was the first island to be inhabited by humans. Today there are
only a handful of inhabitants. One of the most famous spots on the
island is Post Office Bay. In 1793, British navigators placed a
large wooden barrel here to leave messages and mail for homebound
voyagers. The tradition has continued until the present day. Visitors
can leave postcards to be picked up and hand delivered later by
other visitors from their destination town. Visiting yachts have
added their calling cards, pieces of carved driftwood.
After our early morning visit to Post Office Bay (where we left
and picked up some postcards), we boarded zodiaks for a cruise around

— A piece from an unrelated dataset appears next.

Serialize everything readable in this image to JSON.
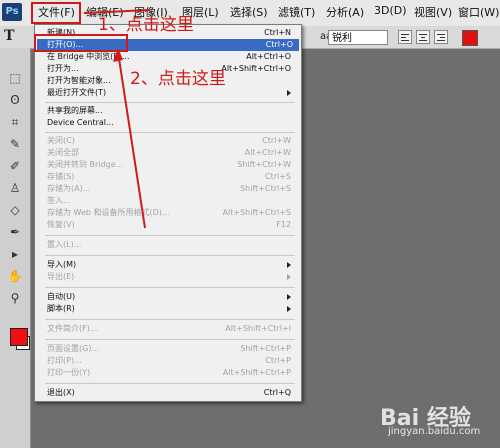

A large bull sea lion was in the middle of the bay guarding his
territory - a large colony of females on shore. Then it was back
to the ship for breakfast, followed by a snorkeling trip where we
saw hundreds of schooling fish, including the colorful king angelfish.
We played with sea lions, saw a large sea turtle and a white tip
Linblad has a great system for boat excursions.
Before boarding the Zodiak, everyone dons a life preserver and takes
a clip with their room number from a board. When you return, you
put the room number tag bag on the board. That way they know you
weren't left behind somewhere. When you go snorkeling, there's a
box on shore or on the Zodiak to hold your glasses, room tags, etc.
Towels are provided on the beach for snorkelers or to dry off your
feet after wet landings. While snorkeling, zodiaks follow you and
pick you up when you are ready to come back in. The zodiaks have
a nice ladder for climbing back into the zodiaks.
afternoon outing was to Punta Cormorant on Floreana. The sand on
the beach has a greenish tinge due to the large amount of volcanic
mineral called olivine. A short trail leads to a brackish lagoon
holding one of the largest populations of flamingos in the Galapagos.
In honor of the Flamingos on Floreana, tonights cocktail special
was a Pink Flamingo ( a pink pina colada concoction).
longer trail leads to a beautiful sand beach where sea turles come
ashore to lay their eggs.
Colorful Sally Lightfoot Crabs can be found on the lava rocks along
the shore. (See Crab Photo Gallery
for more pictures and information on the Sally Lightfoot Crab).